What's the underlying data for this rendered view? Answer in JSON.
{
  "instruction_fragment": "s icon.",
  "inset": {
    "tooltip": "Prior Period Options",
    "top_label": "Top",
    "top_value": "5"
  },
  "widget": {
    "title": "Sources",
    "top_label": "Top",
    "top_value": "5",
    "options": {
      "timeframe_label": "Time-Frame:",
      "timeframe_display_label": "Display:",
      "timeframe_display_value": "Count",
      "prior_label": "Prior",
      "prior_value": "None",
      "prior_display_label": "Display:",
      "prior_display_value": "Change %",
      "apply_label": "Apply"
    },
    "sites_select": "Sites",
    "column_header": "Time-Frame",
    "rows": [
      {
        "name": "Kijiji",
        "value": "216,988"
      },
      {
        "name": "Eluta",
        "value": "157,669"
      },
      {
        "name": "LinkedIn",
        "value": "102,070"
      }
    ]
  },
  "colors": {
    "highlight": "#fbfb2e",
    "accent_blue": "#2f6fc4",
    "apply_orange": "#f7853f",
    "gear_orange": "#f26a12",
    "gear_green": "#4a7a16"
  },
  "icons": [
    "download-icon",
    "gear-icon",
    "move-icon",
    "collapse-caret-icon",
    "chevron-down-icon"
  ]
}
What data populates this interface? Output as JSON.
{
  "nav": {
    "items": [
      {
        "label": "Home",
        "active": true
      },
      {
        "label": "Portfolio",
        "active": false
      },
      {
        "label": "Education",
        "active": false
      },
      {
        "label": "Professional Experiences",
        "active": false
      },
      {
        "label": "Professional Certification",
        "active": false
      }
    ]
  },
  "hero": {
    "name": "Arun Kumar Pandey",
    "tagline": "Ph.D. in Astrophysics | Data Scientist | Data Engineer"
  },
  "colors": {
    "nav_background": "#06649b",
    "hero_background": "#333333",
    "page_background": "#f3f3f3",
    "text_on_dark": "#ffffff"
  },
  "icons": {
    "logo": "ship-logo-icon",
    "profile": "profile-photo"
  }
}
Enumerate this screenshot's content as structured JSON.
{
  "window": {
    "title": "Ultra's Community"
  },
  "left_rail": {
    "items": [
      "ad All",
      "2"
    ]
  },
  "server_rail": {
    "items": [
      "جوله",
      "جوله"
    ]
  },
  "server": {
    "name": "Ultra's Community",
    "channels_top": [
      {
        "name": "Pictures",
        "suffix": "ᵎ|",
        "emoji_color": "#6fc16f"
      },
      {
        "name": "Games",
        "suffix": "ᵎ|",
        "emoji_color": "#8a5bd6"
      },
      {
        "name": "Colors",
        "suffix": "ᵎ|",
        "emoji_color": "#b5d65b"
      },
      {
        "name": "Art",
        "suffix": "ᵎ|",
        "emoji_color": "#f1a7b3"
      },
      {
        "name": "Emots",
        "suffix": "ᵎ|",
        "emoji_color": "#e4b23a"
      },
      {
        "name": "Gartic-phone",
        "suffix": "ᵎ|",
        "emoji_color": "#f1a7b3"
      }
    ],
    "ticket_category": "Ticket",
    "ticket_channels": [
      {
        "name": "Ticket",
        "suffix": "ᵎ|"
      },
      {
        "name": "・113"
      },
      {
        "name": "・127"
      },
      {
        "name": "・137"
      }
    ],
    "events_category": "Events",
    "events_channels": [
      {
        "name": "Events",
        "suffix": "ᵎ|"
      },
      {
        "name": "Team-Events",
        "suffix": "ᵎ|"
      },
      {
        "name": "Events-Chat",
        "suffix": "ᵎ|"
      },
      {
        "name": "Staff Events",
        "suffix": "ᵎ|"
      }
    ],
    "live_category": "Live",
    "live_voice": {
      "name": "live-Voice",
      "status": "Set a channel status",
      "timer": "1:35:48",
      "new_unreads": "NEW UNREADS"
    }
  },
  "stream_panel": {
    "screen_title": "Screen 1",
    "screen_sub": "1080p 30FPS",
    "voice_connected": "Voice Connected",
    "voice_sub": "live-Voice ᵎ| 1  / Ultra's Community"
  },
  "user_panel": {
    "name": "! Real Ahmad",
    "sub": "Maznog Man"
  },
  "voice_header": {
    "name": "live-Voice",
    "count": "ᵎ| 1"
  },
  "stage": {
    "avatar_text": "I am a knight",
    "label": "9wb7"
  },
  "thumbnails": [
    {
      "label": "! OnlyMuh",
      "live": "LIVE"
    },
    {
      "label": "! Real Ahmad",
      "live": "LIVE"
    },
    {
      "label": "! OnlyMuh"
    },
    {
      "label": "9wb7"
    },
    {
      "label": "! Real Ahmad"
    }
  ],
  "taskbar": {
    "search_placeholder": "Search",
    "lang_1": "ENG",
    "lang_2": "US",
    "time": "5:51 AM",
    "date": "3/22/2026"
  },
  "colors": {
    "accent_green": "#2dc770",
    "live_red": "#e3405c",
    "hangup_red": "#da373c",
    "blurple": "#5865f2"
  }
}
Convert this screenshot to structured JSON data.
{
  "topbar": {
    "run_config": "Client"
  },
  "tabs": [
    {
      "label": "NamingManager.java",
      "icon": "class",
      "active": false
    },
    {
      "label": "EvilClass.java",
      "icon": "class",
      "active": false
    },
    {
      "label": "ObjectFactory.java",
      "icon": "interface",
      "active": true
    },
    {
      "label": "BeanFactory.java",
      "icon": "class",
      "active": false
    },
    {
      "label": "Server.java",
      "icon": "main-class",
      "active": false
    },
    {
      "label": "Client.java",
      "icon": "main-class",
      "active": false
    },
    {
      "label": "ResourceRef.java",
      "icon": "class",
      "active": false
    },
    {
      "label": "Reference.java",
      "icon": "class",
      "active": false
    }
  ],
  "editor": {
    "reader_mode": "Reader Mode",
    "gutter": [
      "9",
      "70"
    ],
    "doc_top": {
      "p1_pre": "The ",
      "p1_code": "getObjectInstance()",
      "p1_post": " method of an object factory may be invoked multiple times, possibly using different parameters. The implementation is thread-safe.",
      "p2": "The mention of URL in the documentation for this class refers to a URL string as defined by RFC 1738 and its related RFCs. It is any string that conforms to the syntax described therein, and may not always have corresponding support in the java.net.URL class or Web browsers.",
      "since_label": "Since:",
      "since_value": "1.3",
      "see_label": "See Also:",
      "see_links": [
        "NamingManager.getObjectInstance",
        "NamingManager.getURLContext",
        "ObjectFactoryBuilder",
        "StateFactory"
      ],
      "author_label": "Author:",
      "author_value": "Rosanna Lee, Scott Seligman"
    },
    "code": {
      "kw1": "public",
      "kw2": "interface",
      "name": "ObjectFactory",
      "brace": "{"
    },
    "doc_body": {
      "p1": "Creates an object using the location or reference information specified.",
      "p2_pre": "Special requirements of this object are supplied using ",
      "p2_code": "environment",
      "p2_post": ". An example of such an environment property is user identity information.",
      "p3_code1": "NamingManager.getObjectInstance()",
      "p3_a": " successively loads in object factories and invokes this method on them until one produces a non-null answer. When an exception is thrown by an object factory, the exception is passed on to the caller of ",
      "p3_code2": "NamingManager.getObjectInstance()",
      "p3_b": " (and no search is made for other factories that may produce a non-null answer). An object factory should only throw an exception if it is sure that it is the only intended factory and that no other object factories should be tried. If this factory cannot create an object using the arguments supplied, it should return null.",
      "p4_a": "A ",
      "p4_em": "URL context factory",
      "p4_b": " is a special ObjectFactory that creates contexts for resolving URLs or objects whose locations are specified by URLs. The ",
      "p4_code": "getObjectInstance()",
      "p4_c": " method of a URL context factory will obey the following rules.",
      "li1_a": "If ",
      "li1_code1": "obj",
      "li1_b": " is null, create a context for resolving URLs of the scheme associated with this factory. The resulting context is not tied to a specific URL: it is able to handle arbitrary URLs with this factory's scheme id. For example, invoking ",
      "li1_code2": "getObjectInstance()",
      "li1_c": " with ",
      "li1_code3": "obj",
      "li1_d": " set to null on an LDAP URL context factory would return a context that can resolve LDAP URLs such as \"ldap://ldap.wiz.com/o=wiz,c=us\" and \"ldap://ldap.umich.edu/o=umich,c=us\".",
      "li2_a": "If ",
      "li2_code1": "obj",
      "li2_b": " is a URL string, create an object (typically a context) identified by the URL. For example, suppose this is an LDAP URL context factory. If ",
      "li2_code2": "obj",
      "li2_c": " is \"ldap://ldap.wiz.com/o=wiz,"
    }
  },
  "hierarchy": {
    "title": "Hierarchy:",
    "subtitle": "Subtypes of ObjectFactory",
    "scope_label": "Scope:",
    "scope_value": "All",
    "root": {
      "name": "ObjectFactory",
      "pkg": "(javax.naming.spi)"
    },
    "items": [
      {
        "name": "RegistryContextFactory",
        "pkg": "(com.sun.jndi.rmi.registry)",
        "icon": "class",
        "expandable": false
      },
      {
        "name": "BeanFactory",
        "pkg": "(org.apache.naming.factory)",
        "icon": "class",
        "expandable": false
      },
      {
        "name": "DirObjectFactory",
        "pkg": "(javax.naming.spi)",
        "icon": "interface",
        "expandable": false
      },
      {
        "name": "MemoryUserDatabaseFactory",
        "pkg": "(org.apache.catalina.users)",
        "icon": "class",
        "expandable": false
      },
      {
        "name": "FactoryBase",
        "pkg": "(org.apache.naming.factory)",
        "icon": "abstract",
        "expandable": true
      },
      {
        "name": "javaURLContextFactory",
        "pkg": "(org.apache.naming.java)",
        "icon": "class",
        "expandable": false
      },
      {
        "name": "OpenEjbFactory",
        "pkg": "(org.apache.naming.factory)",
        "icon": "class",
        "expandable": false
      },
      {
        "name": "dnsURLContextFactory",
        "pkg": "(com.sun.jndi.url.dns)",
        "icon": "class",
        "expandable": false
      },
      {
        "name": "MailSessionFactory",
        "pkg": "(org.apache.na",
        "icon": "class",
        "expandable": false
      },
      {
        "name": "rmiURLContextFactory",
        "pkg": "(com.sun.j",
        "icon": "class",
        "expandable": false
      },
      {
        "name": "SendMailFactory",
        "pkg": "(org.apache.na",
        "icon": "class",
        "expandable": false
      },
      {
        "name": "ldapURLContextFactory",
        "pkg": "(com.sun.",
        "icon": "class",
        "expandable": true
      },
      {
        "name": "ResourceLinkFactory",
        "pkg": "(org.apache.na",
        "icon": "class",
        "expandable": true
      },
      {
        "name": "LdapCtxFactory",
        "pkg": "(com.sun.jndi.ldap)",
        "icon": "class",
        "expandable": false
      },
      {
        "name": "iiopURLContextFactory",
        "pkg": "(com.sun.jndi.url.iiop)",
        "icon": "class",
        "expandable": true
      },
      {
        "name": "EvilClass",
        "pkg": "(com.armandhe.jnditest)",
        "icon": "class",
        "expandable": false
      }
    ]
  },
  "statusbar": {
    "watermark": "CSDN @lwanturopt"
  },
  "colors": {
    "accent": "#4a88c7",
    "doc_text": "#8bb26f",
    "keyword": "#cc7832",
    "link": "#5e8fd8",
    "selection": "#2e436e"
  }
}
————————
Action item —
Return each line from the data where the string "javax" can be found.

Output below —
      "pkg": "(javax.naming.spi)"
        "pkg": "(javax.naming.spi)",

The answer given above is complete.